My primary research is in the philosophy of law, and specifically on the informal promulgation of the lawor unwritten law. The thesis combines a close examination of historical texts with a novel analysis of the concept of unwritten law, resulting in a unique contribution to the philosophical literature.

If I were forced to produce a short list of philosophers whose programmatic convictions have exerted the greatest positive influence upon how I think about the world, that list would have to include: Jon Elster, Paul Grice, Jurgen Habermas, Thomas Hobbes, David K. Lewis, and John Stuart Mill.

I completed my doctorate from the University of Waterloo under the supervision of Dr. Brian Orend in December of 2016. Committee members: Drs. Heather Douglas, Mathieu Doucet, Dennis Klimchuk, and John McLevey. If you like, you can read the full dissertation here.

As part of my doctorate I earned a diploma in cognitive science, a diploma in teaching university level courses, and a departmental teaching award. I also hold an Honors Bachelor degree in philosophy (with sociology) from Western University and a Masters degree in philosophy from York University (in Toronto).


[1] “Making minds like ours,” The Philosopher’s Magazine, 2014.


I do not actively pursue publication in domains outside of my main area of specialization (philosophy of social science and philosophy of law). However, I do have an active interest in research in other domains that fall within the ambit of traditional areas of philosophy. You can read those drafts by clicking here. Informed and constructive comments are warmly welcome.

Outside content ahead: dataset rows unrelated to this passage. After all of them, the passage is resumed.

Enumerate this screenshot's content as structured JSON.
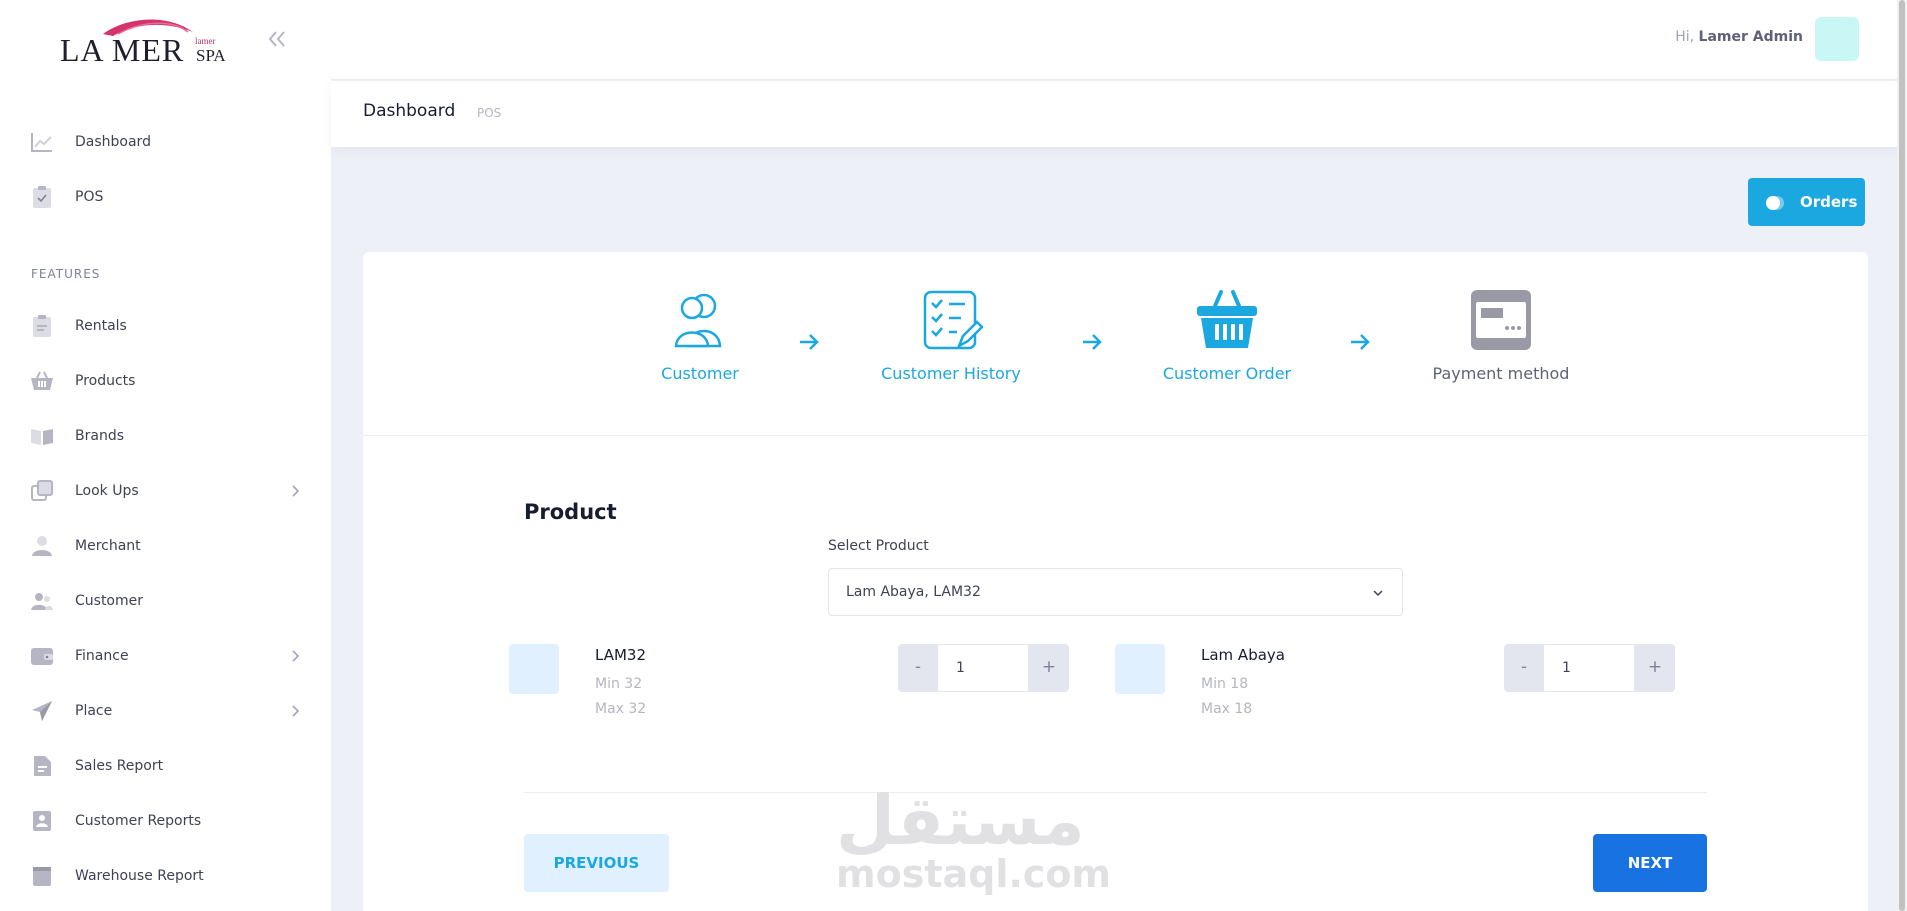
{
  "brand": {
    "logo_main": "LA MER",
    "logo_suffix": "SPA",
    "logo_small": "lamer"
  },
  "sidebar": {
    "items_top": [
      {
        "label": "Dashboard",
        "icon": "chart-line-icon"
      },
      {
        "label": "POS",
        "icon": "clipboard-check-icon"
      }
    ],
    "section_title": "FEATURES",
    "items": [
      {
        "label": "Rentals",
        "icon": "clipboard-icon"
      },
      {
        "label": "Products",
        "icon": "basket-icon"
      },
      {
        "label": "Brands",
        "icon": "book-icon"
      },
      {
        "label": "Look Ups",
        "icon": "layers-icon"
      },
      {
        "label": "Merchant",
        "icon": "user-icon"
      },
      {
        "label": "Customer",
        "icon": "users-icon"
      },
      {
        "label": "Finance",
        "icon": "wallet-icon"
      },
      {
        "label": "Place",
        "icon": "navigation-icon"
      },
      {
        "label": "Sales Report",
        "icon": "file-icon"
      },
      {
        "label": "Customer Reports",
        "icon": "contact-card-icon"
      },
      {
        "label": "Warehouse Report",
        "icon": "box-icon"
      }
    ]
  },
  "header": {
    "greeting_prefix": "Hi,",
    "user_name": "Lamer Admin"
  },
  "subheader": {
    "title": "Dashboard",
    "crumb": "POS"
  },
  "orders_button": "Orders",
  "wizard": {
    "steps": [
      {
        "label": "Customer",
        "icon": "users-outline-icon",
        "state": "done"
      },
      {
        "label": "Customer History",
        "icon": "checklist-edit-icon",
        "state": "done"
      },
      {
        "label": "Customer Order",
        "icon": "basket-icon",
        "state": "current"
      },
      {
        "label": "Payment method",
        "icon": "payment-card-icon",
        "state": "pending"
      }
    ]
  },
  "form": {
    "title": "Product",
    "select_label": "Select Product",
    "select_value": "Lam Abaya, LAM32"
  },
  "products": [
    {
      "name": "LAM32",
      "min": "Min 32",
      "max": "Max 32",
      "qty": "1"
    },
    {
      "name": "Lam Abaya",
      "min": "Min 18",
      "max": "Max 18",
      "qty": "1"
    }
  ],
  "qty_controls": {
    "minus": "-",
    "plus": "+"
  },
  "buttons": {
    "previous": "PREVIOUS",
    "next": "NEXT"
  },
  "watermark": {
    "arabic": "مستقل",
    "latin": "mostaql.com"
  },
  "colors": {
    "accent": "#1ba8e0",
    "primary": "#1872e2",
    "icon_gray": "#b5b5c3",
    "inactive_icon": "#9a9aa6"
  }
}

As far as I understand it, philosophy tackles the most general questions about the nature ourselves and our world, in order to increase our understanding and diminish our confusion about it. Understood in this way, philosophy is the way that civilizations go about knowledge integration and generation. To ‘do philosophy’ is to engage in generalist inquiry of a kind.

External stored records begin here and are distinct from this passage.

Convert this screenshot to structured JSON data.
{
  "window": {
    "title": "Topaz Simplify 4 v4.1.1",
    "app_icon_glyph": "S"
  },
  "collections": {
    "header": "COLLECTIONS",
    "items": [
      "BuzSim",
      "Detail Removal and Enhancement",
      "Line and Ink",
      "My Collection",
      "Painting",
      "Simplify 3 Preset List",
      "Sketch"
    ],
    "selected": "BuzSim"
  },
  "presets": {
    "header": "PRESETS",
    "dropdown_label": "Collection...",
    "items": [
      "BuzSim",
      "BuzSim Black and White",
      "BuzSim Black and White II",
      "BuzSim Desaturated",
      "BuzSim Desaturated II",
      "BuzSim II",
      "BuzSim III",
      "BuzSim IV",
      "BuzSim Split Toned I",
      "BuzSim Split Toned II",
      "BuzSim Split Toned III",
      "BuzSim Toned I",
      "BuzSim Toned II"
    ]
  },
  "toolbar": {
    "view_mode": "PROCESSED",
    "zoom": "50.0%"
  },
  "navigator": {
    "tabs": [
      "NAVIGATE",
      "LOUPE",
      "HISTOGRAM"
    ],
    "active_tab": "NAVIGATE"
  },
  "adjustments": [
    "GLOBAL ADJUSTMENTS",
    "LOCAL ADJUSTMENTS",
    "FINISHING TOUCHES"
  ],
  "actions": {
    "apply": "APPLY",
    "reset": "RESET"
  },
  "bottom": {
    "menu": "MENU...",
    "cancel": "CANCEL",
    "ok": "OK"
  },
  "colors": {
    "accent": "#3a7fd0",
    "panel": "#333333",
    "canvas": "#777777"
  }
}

Once we are set on doing philosophy, we should demand the use of rigorous methodology: be it analytical, experimental, or historical/scholastic. But given the ephemeral nature of our subject matter, no single method is robust enough to eclipse the others. All have something to contribute, depending on the demands of the research question we are pursuing; but research is strengthened when methods are combined. In this respect, I am an advocate of a suitably restrained methodological consilience in professional philosophy.

I am a constrained pluralist, in the sense that I believe there are multiple ways of being a legitimate philosopher. I think there are four major kinds: the ‘introspective/autonomous’ type, the ‘programmatic’ type, the ‘critical/skeptic’ type, and the ‘syncretistic’ type. These distinct philosophical profiles can be mutually antagonistic, and our inquiries would be more productive if the profession displayed a measure of tolerance for diversity in intellectual character (while insisting on the vital importance of methodological restraint).

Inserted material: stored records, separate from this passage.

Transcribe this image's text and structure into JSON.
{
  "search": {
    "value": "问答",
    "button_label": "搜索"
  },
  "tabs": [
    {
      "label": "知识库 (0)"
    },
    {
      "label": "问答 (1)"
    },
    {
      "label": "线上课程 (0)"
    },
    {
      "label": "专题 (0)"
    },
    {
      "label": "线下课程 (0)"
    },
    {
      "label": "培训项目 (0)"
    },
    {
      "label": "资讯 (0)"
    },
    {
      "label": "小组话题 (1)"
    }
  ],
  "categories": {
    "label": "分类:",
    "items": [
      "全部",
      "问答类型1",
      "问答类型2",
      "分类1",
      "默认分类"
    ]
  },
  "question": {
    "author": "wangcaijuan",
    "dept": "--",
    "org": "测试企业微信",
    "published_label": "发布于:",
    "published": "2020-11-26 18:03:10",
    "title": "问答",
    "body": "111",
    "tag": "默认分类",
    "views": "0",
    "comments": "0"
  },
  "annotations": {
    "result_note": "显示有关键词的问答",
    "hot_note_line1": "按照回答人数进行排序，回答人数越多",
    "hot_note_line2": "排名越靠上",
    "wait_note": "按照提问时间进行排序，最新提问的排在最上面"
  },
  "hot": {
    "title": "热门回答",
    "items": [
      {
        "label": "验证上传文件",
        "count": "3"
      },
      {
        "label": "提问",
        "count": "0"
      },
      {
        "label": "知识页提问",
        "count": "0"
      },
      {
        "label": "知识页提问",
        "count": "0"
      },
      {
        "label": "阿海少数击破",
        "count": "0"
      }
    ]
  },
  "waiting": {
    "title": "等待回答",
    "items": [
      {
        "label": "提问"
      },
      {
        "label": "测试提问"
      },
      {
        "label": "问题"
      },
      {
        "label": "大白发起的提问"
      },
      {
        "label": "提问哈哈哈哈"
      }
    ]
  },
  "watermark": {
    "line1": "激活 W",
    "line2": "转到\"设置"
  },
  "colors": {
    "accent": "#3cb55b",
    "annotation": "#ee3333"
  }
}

The investigation into tacit normativity is a large-scale project, running from philosophy of mind, through philosophy of language and social epistemology, finally culminating in the philosophy of law. The basic idea is that we have standards of correctness that govern and measure conduct, and which do so without the need for explicit articulation.

The first branch of this research programme is in unwritten law. The main work can be found in my dissertation thesis, The Depiction of Unwritten Law (2016), linked above. In it, I postulated that unwritten laws are informally promulgated rules held on threat of formal sanction by an appropriate political authority. I also provided a taxonomy of potential unwritten laws: implicit constitutions, moral/political rules of change, operationalizations, and secret laws. I argued that, under certain conditions, the correct informal venues could be identified as a function of what the appropriate picture of law tells us about the epistemic risk in legal contexts and what it means to be in intellectual (or discursive) good faith. The result is a novel, modest, and systematic approach to thinking about an interesting and important subject. Presently, I would like to refine and extend that work into the examination of constitutional morality in light of particular cases.

The second branch concerns unwritten rules as such. A successful account of unwritten rules will have to tackle some extremely difficult questions in philosophy: about inference, its relation to rules, meaning, and metaphysics. Four theses, in particular, have occupied my attention in the course of the study into unwritten rules: skepticism towards the need for ontological commitments in accounts of normativity, enthusiasm towards a diachronic constraint on theories of truth, enthusiasm for cognitive and social presuppositions behind an account of inference, and the role of trust in social scientific explanations. I will continue to explore those areas in future research in order to show how they interface with the theory of unwritten law.